Support for deposit return scheme but opinion is split

There’s support for including DRS-related information on containers

TRADE group UK Hospitality has called for on-trade businesses to be exempt from any form of a deposit return scheme (DRS).

It put forward the view in its submission to a Scottish Government consultation on how a DRS could work in practice in Scotland.

Willie Macleod, executive director for Scotland at UK Hospitality, said in the group’s submission that any DRS scheme should “centre on avoiding confusion and unnecessary cost for businesses”.

And he stated that hospitality businesses “which are serving customers who will consume drinks and other products served in containers which fall within the scope of a DRS for consumption on the premises should not be required to charge a deposit to such customers”.

An analysis of that consultation, which garnered over 3000 responses, found support both from organisations and the general public for the introduction of a DRS, with a minimum deposit charge of between 15p and 20p per container. It also found that 65% of respondents were in favour of a ‘staged approach’ – starting with a core set of materials (eg. PET plastic, metal cans, glass bottles) and then expanding its scope in the future.

Organisations and individuals agreed that producers should be required to put DRS-related information on containers.

While individuals supported a DRS that includes the “widest range of materials possible”, organisations were more likely to support a scheme which targeted either PET plastic containers only; PET plastic and metal cans; or PET plastic, metal cans and glass containers.

Hospitality respondents also stated that a focus solely on PET plastic containers “would minimise disruption and adverse impacts on small businesses, such as independent brewing companies, who would be required to have separate bottling runs for any products sold in glass containers in Scotland”.

There was also said to be “no clear consensus” about which of the four DRS systems suggested would work best – but there was agreement between organisations and individuals that a deposit return in Scotland should be “easy to use for consumers and other key stakeholders (producers, retailers, manufacturers)” and that it would preferably be part of a UK-wide system.

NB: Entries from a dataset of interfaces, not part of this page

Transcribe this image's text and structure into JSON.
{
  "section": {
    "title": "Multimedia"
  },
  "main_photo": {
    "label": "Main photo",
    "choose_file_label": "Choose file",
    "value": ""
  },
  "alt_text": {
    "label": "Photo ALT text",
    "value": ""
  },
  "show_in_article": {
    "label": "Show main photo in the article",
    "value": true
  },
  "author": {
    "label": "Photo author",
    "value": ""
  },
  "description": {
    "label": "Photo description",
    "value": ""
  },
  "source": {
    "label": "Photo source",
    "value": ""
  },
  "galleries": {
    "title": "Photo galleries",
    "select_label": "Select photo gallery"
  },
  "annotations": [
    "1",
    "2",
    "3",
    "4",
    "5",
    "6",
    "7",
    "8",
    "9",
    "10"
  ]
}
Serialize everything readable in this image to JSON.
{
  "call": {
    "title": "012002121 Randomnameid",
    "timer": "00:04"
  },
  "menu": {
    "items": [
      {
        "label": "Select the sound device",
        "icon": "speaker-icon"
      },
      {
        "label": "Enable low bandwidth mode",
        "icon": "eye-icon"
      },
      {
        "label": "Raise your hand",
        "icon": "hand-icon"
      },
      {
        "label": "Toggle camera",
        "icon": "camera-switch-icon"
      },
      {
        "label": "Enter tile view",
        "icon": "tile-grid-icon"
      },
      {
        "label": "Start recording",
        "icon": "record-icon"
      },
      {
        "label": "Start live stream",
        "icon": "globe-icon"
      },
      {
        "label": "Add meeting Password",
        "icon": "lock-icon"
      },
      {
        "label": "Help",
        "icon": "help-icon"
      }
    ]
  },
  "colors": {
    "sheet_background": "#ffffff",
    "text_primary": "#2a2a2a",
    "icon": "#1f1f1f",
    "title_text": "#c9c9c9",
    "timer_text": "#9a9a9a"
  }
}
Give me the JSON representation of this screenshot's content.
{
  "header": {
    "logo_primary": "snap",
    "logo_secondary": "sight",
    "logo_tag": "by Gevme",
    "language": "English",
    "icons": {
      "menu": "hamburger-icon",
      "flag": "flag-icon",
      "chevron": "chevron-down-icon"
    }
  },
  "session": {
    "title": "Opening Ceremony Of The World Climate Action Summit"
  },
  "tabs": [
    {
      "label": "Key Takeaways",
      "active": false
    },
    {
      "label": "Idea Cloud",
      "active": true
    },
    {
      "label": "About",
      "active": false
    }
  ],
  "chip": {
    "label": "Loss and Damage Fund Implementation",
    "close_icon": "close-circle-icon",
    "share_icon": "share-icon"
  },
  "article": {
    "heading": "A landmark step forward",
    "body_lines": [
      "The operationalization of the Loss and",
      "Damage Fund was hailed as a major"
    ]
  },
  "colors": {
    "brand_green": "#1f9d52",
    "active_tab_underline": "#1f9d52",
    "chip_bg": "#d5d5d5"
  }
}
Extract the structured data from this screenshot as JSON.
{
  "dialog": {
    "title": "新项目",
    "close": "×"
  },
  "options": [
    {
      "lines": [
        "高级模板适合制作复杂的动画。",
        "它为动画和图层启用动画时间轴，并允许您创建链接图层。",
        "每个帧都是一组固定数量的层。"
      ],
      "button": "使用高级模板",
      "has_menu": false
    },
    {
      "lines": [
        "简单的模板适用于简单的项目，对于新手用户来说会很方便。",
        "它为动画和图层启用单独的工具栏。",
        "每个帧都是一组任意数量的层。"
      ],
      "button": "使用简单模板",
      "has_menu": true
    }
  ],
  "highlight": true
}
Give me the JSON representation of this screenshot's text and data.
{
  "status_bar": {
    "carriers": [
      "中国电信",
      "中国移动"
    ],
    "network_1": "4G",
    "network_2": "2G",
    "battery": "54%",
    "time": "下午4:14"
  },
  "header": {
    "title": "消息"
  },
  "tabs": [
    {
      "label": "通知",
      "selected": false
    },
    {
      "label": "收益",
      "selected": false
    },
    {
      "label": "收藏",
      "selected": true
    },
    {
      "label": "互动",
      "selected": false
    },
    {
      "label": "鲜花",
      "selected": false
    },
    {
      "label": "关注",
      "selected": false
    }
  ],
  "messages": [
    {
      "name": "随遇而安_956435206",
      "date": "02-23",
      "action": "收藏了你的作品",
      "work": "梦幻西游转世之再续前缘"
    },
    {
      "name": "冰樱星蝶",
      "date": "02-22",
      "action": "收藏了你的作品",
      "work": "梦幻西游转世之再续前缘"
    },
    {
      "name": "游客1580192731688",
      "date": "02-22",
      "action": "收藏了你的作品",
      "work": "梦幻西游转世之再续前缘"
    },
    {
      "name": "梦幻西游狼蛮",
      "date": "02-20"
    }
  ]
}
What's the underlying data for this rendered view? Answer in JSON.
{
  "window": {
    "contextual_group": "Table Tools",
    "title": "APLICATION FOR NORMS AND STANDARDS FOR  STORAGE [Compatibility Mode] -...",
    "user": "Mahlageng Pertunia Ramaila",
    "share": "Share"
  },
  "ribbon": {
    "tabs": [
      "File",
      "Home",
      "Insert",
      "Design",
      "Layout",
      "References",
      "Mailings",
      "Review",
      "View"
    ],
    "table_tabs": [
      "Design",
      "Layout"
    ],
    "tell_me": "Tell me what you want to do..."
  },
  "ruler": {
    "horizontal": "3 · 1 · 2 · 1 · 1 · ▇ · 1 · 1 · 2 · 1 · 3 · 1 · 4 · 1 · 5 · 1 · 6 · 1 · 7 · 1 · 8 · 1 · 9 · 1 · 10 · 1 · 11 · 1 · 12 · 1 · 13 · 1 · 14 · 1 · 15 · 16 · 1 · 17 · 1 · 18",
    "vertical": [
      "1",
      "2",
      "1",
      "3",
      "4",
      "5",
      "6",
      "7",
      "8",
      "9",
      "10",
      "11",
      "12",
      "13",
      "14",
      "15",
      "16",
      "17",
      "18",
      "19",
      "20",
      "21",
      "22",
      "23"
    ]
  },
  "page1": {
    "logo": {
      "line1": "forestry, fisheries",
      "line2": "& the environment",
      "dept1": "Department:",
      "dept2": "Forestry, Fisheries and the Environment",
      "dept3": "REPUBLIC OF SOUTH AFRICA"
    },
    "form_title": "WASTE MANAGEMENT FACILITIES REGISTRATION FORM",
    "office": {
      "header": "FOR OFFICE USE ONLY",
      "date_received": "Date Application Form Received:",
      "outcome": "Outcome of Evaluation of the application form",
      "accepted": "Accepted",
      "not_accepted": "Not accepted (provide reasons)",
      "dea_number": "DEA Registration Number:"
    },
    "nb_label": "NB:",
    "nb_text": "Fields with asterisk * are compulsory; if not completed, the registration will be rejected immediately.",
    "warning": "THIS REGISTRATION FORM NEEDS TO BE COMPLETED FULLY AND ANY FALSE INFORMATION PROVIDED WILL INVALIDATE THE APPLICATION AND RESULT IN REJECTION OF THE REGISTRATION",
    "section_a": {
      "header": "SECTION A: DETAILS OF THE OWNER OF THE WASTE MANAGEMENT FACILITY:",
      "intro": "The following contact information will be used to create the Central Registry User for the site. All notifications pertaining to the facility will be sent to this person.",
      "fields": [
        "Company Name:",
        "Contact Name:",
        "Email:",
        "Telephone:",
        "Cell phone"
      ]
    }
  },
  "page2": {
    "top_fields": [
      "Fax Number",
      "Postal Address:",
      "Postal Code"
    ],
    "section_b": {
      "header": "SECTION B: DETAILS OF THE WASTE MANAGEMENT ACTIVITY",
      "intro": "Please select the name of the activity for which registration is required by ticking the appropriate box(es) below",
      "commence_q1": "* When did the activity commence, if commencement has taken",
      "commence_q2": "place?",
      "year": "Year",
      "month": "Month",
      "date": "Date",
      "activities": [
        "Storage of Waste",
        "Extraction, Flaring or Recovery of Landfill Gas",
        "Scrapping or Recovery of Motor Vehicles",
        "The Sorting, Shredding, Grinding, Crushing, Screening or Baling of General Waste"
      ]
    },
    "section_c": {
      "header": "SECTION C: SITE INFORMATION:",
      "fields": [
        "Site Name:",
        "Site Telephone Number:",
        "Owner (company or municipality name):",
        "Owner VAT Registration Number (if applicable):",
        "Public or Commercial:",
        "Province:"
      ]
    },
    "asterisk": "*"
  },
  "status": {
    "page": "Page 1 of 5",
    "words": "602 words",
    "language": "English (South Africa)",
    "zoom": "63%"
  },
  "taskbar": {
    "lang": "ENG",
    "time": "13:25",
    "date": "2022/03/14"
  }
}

An advisory group is expected to meet soon to discuss the implementation of DRS in Scotland.